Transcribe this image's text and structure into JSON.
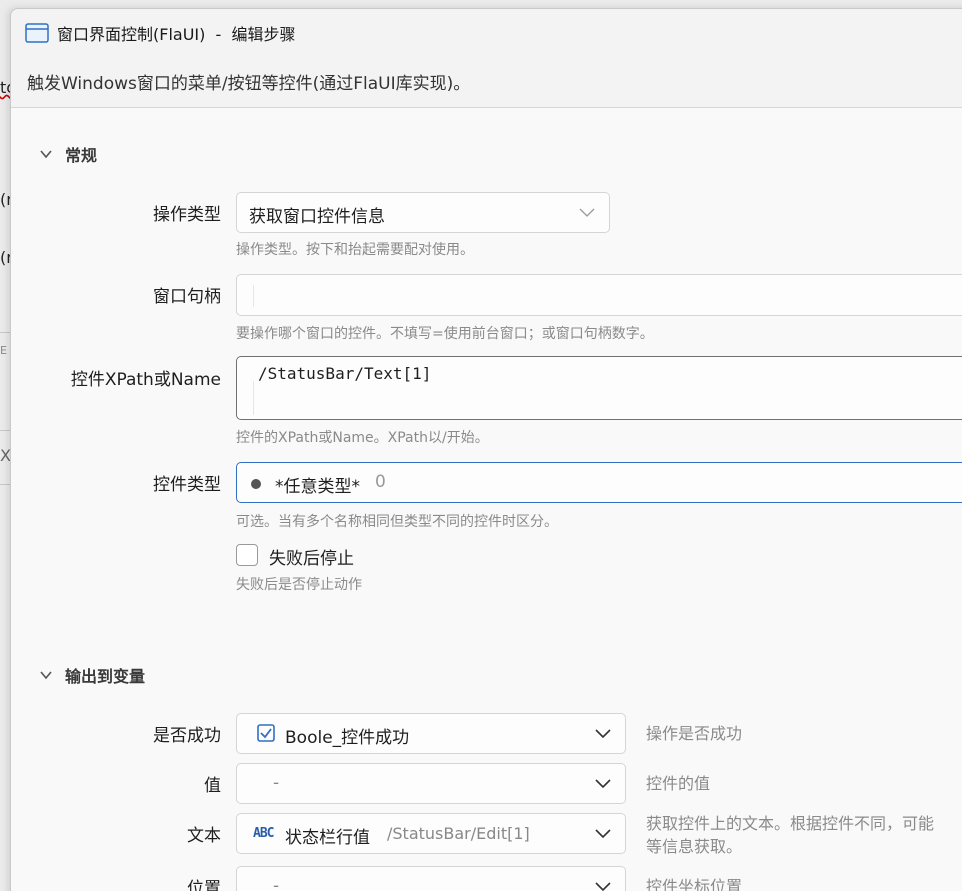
{
  "background": {
    "frag1": "to",
    "frag2": "(r",
    "frag3": "(r",
    "frag4": "E",
    "frag5": "X"
  },
  "window": {
    "title": "窗口界面控制(FlaUI)  -  编辑步骤",
    "subtitle": "触发Windows窗口的菜单/按钮等控件(通过FlaUI库实现)。"
  },
  "general": {
    "heading": "常规",
    "op_type": {
      "label": "操作类型",
      "value": "获取窗口控件信息",
      "hint": "操作类型。按下和抬起需要配对使用。"
    },
    "handle": {
      "label": "窗口句柄",
      "value": "",
      "hint": "要操作哪个窗口的控件。不填写=使用前台窗口；或窗口句柄数字。"
    },
    "xpath": {
      "label": "控件XPath或Name",
      "value": "/StatusBar/Text[1]",
      "hint": "控件的XPath或Name。XPath以/开始。"
    },
    "ctrl_type": {
      "label": "控件类型",
      "value": "*任意类型*",
      "extra": "0",
      "hint": "可选。当有多个名称相同但类型不同的控件时区分。"
    },
    "stop_on_fail": {
      "label": "失败后停止",
      "hint": "失败后是否停止动作",
      "checked": false
    }
  },
  "output": {
    "heading": "输出到变量",
    "success": {
      "label": "是否成功",
      "value": "Boole_控件成功",
      "side": "操作是否成功",
      "icon": "checkbox-icon"
    },
    "value": {
      "label": "值",
      "value": "-",
      "side": "控件的值"
    },
    "text": {
      "label": "文本",
      "value": "状态栏行值",
      "extra": "/StatusBar/Edit[1]",
      "side": "获取控件上的文本。根据控件不同，可能",
      "side2": "等信息获取。",
      "icon": "abc-icon",
      "icon_text": "ABC"
    },
    "position": {
      "label": "位置",
      "value": "-",
      "side": "控件坐标位置"
    }
  },
  "colors": {
    "accent": "#2f6fc4",
    "hint": "#8a8a8a"
  }
}
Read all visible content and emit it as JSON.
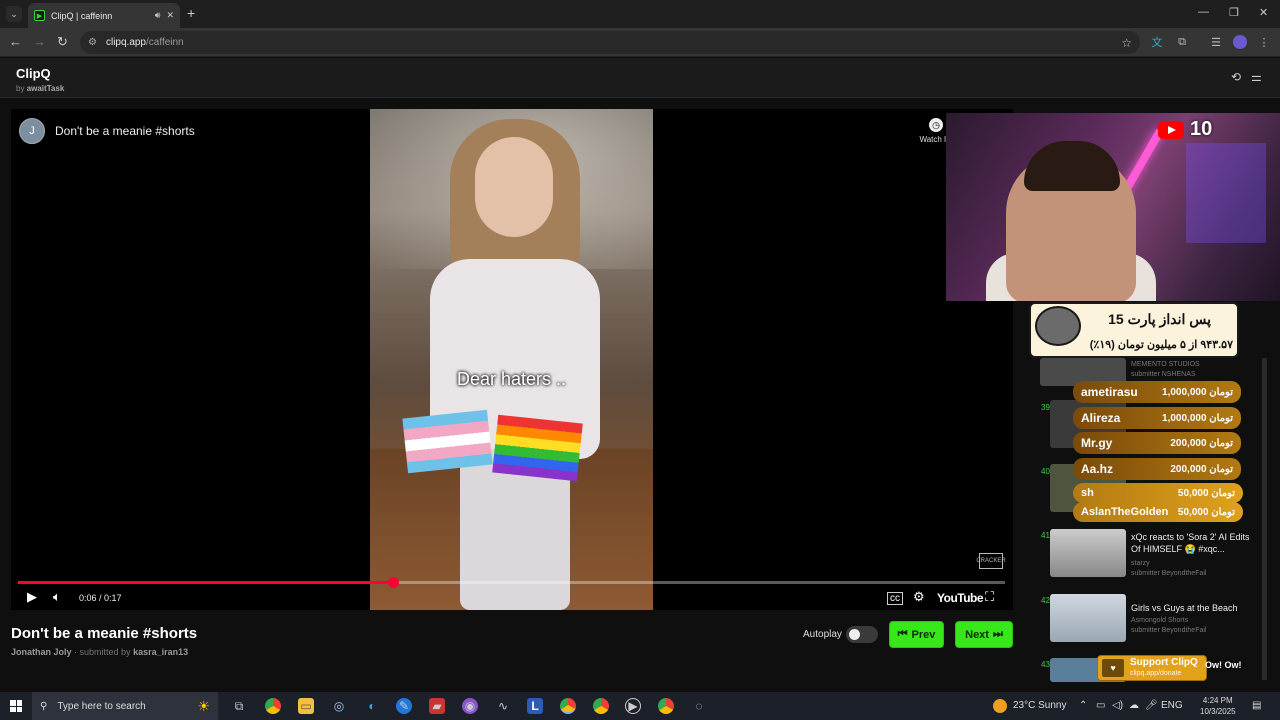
{
  "browser": {
    "tab_title": "ClipQ | caffeinn",
    "tab_favicon": "play-icon",
    "url_host": "clipq.app",
    "url_path": "/caffeinn"
  },
  "app": {
    "brand": "ClipQ",
    "byline_prefix": "by",
    "byline_author": "awaitTask"
  },
  "player": {
    "video_title": "Don't be a meanie #shorts",
    "channel_initial": "J",
    "watch_later": "Watch lat",
    "caption": "Dear haters ..",
    "time_current": "0:06",
    "time_total": "0:17",
    "progress_fraction": 0.38,
    "youtube_label": "YouTube",
    "watermark": "CRACKER"
  },
  "below": {
    "title": "Don't be a meanie #shorts",
    "channel": "Jonathan Joly",
    "submitted_by_label": "submitted by",
    "submitter": "kasra_iran13",
    "autoplay_label": "Autoplay",
    "prev_label": "Prev",
    "next_label": "Next"
  },
  "overlay": {
    "yt_count": "10",
    "goal_title": "پس انداز پارت 15",
    "goal_sub": "۹۴۳.۵۷ از ۵ میلیون تومان (۱۹٪)"
  },
  "queue": [
    {
      "num": "",
      "title": "",
      "channel": "MEMENTO STUDIOS",
      "submitter": "submitter NSHENAS"
    },
    {
      "num": "39",
      "title": "",
      "channel": "",
      "submitter": ""
    },
    {
      "num": "40",
      "title": "",
      "channel": "",
      "submitter": ""
    },
    {
      "num": "41",
      "title": "xQc reacts to 'Sora 2' AI Edits Of HIMSELF 😭 #xqc...",
      "channel": "starzy",
      "submitter": "submitter BeyondtheFail"
    },
    {
      "num": "42",
      "title": "Girls vs Guys at the Beach",
      "channel": "Asmongold Shorts",
      "submitter": "submitter BeyondtheFail"
    },
    {
      "num": "43",
      "title": "",
      "channel": "",
      "submitter": ""
    }
  ],
  "donations": [
    {
      "name": "ametirasu",
      "amount": "1,000,000 تومان",
      "style": "big"
    },
    {
      "name": "Alireza",
      "amount": "1,000,000 تومان",
      "style": "big"
    },
    {
      "name": "Mr.gy",
      "amount": "200,000 تومان",
      "style": "big"
    },
    {
      "name": "Aa.hz",
      "amount": "200,000 تومان",
      "style": "big"
    },
    {
      "name": "sh",
      "amount": "50,000 تومان",
      "style": "small"
    },
    {
      "name": "AslanTheGolden",
      "amount": "50,000 تومان",
      "style": "small"
    }
  ],
  "support": {
    "label": "Support ClipQ",
    "url": "clipq.app/donate",
    "tail_text": "Ow! Ow!"
  },
  "taskbar": {
    "search_placeholder": "Type here to search",
    "weather": "23°C  Sunny",
    "language": "ENG",
    "time": "4:24 PM",
    "date": "10/3/2025"
  },
  "colors": {
    "accent_green": "#37e71a",
    "progress_red": "#ff0033",
    "donation_gold": "#e0a21c"
  }
}
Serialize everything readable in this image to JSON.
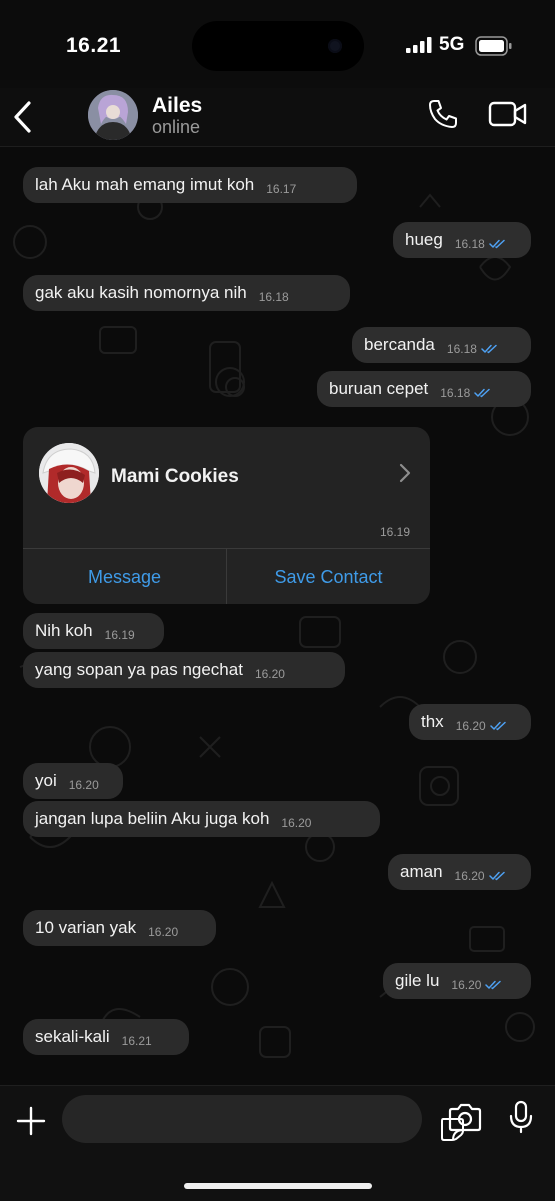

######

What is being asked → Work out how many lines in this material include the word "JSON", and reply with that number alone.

Reply → 3